Iraq celebrates return of antiquities
BAGHDAD - Reuters
AP PhotoIraq celebrated July 8 the return of hundreds of historical artifacts, from an ancient Assyrian statue to a 20th century presidential tea set, which were looted, lost or loaned abroad over the recent decades.
The hardline Islamist militants have taken over some of the world’s richest archaeological sites in northern Iraq, home to Assyrian cities dating back 2,700 years and the Greco-Roman era desert complex of Hatra.
Videos released by ISIL show several sites bulldozed, blown up or battered with sledgehammers. Officials say priceless antiquities have also been stolen to help fund the militants’ self-declared caliphate in Iraq and Syria.
The collection of returned items, put on show at Baghdad’s national museum, was modest compared to the suspected scale of the ongoing theft and destruction.
It included dozens of metal spearheads, which officials said dated back to Iraq’s Sumerian era between 4,000 and 2,000 B.C., tiny vases, pottery seals and fragments with cuneiform writing.
Some were identified when they came up for sale at auction houses. Others were recovered from long-term loans to universities abroad, officials said.
The collection included nearly 200 items that went missing from Iraq’s presidential palaces in the turmoil which followed the U.S.-led invasion to overthrow Saddam Hussein, they said.
Alongside a white china tea set - each item marked with an eagle to represent the Iraqi republic - was a large ceremonial sword, silver cutlery and two rifles.
Government ministers attending a ceremony to mark their return called for greater international help to protect Iraq’s antiquities, saying the scale of the threat was unprecedented.

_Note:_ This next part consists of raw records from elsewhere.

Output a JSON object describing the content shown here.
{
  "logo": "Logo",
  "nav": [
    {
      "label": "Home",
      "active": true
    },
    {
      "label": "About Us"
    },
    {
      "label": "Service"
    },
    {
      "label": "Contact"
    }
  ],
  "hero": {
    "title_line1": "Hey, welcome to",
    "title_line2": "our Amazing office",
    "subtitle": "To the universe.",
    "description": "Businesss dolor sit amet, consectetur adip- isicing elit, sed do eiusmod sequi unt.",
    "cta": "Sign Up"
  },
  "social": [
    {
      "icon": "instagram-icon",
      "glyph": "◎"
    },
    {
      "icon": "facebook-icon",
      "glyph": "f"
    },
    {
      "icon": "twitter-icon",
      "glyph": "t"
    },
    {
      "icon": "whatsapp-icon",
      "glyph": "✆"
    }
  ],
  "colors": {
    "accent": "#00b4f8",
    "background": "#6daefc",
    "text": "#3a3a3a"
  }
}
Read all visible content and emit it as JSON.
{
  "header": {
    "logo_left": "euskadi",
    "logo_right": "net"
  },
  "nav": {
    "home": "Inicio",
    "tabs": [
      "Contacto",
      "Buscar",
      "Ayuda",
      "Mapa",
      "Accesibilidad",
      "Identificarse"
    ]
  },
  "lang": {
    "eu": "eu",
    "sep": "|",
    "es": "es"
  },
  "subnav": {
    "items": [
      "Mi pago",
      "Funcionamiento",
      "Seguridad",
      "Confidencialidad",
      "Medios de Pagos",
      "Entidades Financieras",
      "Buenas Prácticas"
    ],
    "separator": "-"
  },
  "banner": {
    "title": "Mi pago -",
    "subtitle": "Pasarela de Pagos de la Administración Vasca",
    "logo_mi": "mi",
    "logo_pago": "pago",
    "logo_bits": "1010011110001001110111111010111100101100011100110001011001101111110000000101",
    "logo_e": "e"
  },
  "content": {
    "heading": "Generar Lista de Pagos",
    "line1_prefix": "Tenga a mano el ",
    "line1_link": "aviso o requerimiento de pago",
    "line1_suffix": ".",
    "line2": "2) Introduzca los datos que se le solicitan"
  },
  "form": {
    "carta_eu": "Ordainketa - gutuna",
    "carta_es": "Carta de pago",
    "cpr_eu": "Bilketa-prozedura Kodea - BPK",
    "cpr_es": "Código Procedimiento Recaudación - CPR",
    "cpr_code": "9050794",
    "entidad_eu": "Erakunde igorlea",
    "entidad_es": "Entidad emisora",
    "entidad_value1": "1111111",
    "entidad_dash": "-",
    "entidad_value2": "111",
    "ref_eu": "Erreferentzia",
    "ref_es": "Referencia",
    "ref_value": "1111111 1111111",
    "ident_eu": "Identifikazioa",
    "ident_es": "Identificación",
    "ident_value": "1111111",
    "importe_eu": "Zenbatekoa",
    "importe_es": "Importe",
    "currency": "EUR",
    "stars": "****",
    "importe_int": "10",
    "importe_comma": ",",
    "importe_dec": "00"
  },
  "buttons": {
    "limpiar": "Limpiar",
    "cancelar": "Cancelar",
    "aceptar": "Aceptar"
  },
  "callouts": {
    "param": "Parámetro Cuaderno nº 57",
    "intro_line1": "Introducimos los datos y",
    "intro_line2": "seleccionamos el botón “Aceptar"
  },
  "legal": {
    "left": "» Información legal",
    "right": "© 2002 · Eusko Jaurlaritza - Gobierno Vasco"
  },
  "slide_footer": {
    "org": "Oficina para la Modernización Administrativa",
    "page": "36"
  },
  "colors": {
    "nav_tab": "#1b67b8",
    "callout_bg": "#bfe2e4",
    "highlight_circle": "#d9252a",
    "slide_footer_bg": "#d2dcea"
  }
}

ISIL, which rejects all but its own narrow interpretation of early Sunni Islam as heresy, has destroyed ancient temples, shrines, churches, manuscripts, statues and carvings in territory it has seized. Officials say it has also looted widely, selling artifacts to fund its rule.
“We are not dealing with smugglers but a group that calls itself a state, carries weapons and trades in antiquities,” Tourism and Antiquities Minister Adel Shirshab said. “The world must pay attention to the new danger.”
More than three months after ISIL fighters released video footage of them smashing statues and carvings at a Mosul museum and the ancient sites of Hatra, Nimrud and Nineveh, Shirshab said it was hard to assess the damage.
“The region is under terrorist control. We don’t have precise, detailed information ... The situation is fluid and unclear,” Shirshab said, adding that footage showing destruction at the sites was deliberately put out to obscure ISIL’s real aim: the stealing of these antiquities to fund its fight.